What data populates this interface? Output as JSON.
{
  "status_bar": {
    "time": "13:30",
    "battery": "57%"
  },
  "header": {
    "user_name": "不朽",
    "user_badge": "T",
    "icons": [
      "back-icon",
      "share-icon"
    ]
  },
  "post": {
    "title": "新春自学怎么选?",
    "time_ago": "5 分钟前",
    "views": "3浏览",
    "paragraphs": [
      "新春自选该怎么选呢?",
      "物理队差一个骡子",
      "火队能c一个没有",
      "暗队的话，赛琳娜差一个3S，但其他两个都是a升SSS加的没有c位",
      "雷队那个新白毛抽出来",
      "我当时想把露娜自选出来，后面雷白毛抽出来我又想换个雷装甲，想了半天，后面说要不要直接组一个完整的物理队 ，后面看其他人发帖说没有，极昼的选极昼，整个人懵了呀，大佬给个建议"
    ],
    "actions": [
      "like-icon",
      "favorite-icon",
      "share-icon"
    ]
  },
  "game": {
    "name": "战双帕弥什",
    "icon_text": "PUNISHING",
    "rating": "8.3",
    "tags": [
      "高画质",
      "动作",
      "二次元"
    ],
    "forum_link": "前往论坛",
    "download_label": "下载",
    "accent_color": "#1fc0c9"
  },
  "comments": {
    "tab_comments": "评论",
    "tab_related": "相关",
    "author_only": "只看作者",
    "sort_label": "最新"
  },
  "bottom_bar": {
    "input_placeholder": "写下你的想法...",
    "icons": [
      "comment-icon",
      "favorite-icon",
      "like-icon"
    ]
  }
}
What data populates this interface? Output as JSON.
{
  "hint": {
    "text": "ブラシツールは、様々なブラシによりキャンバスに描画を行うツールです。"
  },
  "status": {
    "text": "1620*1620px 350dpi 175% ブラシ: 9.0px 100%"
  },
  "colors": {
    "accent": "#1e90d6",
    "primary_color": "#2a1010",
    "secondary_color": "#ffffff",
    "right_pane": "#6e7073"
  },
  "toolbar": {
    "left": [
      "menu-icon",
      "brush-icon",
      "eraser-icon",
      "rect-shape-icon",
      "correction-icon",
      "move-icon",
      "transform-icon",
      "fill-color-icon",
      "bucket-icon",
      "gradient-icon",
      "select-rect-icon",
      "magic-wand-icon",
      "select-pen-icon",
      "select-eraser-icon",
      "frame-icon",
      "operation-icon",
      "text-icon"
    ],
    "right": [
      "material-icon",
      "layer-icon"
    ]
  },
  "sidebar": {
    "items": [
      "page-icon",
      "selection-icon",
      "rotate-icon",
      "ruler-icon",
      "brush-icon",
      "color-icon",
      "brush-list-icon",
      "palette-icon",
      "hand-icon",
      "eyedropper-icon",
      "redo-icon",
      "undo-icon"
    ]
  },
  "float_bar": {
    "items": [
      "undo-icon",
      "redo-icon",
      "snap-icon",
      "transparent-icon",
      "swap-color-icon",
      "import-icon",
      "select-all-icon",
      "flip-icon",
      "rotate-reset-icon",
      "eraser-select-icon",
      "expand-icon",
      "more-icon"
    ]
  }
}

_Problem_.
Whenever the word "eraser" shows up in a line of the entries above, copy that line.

_Answer below_.
      "eraser-icon",
      "select-eraser-icon",
      "eraser-select-icon",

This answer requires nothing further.